A really important aspect of demountability, a concept started almost 70 years ago, is to design interfaces to withstand more than one use. This means that the design of the connection between the components should have a tolerance not to damage components in order for the components to be easily disassembled and re-used. There are different families of connections we are always dealing with. We have to think about the impacts of solving a problem or defining or optimizing an interface that is brought to the entire system. We can connect materials in a low potential (glued) for disassembly ways or with high potential disassembly ways (bolts, friction, interlocking). In our case, we use bolts for the components to be easily disassembled, transported, and reassembled. Components identification and data. Components must be easily identifiable with quantitative and qualitative data available for future uses (eg. Through digital twin) as well as clear documentation of the method of deconstruction. BIM model – digital insight of the building. Building as a material catalog in this huge dataset – to understand which material is used and where and the quality of each component.

The type of glulam we are using internally is not the same as the timber we use externally, which requires a high durability class of timber. Tropical Hardwoods are not the most sustainable option but the most durable. Then spruce is cheap and fast-growing less durably softwood mostly used internally species. A typical service class 2 (outside and covered) is suitable to be used externally and timber selection will be Douglas fir. Service class 3 is generally what a softwood timber is treated to be used in external use and not in contact with the ground. Timber to timber connections would require a larger amount of timber. So to have thin elements is a bit difficult as timber-to-timber connections rely on friction. A bolted connection allows thin timber members as we basically have something squeezing that timber against it with a bolt together with Baubuche hardwood timber dowels, so it doesn’t matter how thick the timber is. When you start to become thicker you have to think screws. Can’t be so thin as the screw will reach the other side. So the elements should be thicker and as timber becomes thicker, timber-to-timber connections also become possible.

Our building is designed to R60. REI60 for load-bearing performance and fire suppression. Sprinklers slow down fire for a little bit of time as well as the exterior covered grid shell has hidden metal bolted connections.

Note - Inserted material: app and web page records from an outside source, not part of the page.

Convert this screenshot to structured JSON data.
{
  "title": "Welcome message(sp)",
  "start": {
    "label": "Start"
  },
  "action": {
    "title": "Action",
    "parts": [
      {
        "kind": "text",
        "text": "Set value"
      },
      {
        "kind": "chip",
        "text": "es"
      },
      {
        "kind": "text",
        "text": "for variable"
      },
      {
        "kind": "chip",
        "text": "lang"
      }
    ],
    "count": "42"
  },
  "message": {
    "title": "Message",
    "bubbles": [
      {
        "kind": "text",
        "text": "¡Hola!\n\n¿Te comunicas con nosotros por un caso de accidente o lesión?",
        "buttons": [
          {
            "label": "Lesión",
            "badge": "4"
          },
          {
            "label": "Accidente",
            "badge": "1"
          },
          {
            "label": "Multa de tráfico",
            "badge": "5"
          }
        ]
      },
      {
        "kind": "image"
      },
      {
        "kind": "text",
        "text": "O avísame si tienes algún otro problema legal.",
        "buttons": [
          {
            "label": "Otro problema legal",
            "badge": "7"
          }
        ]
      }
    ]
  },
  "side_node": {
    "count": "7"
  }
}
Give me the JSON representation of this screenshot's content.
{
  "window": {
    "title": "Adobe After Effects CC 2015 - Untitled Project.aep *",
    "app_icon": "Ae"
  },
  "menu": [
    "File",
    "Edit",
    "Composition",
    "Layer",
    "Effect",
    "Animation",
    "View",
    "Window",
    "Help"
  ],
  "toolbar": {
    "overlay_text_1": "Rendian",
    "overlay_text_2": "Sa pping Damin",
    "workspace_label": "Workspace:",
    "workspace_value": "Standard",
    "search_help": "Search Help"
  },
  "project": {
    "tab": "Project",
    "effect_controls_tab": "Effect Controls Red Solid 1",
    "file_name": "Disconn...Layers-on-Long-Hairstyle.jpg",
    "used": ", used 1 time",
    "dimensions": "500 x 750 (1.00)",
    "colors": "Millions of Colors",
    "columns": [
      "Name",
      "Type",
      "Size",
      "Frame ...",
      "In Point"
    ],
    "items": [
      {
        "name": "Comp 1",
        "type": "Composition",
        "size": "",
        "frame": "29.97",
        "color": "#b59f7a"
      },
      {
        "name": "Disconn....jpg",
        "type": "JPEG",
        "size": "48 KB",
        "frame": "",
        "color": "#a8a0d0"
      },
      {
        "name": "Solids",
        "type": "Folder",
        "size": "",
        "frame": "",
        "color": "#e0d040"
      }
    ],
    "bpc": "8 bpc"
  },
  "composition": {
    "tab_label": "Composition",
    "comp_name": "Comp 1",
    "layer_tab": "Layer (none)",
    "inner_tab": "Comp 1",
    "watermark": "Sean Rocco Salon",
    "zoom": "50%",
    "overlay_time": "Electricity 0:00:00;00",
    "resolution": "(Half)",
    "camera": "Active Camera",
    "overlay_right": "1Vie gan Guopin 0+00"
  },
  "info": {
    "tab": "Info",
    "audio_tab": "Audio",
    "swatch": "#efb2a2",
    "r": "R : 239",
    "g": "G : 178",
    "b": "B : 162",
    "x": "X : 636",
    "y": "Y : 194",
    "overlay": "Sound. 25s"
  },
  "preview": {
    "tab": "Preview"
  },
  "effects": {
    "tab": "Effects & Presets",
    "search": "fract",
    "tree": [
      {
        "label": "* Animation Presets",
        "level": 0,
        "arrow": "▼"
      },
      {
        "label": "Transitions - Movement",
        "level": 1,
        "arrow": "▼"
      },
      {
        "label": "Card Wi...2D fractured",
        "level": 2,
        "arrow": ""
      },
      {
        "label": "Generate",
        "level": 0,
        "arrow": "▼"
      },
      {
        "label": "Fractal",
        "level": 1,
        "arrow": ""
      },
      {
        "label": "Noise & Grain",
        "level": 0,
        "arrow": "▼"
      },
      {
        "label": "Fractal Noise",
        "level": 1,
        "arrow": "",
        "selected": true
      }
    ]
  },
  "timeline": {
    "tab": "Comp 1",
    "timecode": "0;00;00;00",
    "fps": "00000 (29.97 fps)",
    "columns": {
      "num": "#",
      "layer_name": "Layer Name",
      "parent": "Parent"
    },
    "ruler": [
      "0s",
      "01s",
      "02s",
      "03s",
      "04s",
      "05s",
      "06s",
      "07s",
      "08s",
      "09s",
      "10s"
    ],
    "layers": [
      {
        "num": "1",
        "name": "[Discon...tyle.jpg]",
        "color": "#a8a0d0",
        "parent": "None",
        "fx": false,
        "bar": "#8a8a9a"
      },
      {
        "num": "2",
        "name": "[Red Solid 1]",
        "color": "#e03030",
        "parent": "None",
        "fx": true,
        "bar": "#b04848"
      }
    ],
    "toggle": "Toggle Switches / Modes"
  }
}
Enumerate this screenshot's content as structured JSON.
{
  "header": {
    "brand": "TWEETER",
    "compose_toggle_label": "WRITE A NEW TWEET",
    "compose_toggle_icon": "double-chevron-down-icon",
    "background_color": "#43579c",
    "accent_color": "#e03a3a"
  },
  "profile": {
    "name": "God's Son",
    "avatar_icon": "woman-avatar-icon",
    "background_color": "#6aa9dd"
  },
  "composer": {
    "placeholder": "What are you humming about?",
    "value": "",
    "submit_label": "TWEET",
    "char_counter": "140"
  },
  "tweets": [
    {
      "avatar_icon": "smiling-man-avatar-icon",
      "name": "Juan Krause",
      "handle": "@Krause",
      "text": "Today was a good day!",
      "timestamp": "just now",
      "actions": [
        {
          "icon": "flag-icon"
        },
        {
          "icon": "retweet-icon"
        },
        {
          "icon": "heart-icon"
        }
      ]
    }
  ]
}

There is a section of the EU code on how to measure to include external landscaping and it would be a nice story if part of the offsetting strategy will be to plant trees within the site because the climate will have more allowance to control how trees could be used in the future. Normally when we do offsetting or planting trees there is a sustainable forest that can guarantee the growth of trees and other processes. In any case equal to timber for buildings we must quote separately embodied carbon and sequestered carbon as regards timber for planting trees as well. Instead of using plywood for the roof covering, we can use a breathable cementitious board, then provide the building to be more breathable so we are less likely to get some moisture issues and have weatherproofed layers and this could probably be the external finish potentially. It is recommended to have a durable product behind a water membrane so as not to be affected by water. A porous water membrane is like if we touch a tent in rainy weather, and our hand gets wet. Beams and columns should be durable Douglas Fir treated glulam covered from the roof. We include also a weathering louver system in front of the opening of the HVAC roof to the ceiling to protect timber and HVAC systems from water as well. For the green roof of the first floor, we use Delta Geotextile as well as we are opening a few little holes to CLT, so in case the waterproof membrane fails, to protect CLT from bending or deformation.

Many thanks to Prof. Felipe Riola for the discussion and comments on grid shell structures.

Ark is a project of IaaC, Institute for Advanced Architecture of Catalonia developed at Master in Mass Timber Design in 2021/2022 by Student: Alexandros Kitriniaris. Faculty: Waugh Tristleton Architects. Course: Project 3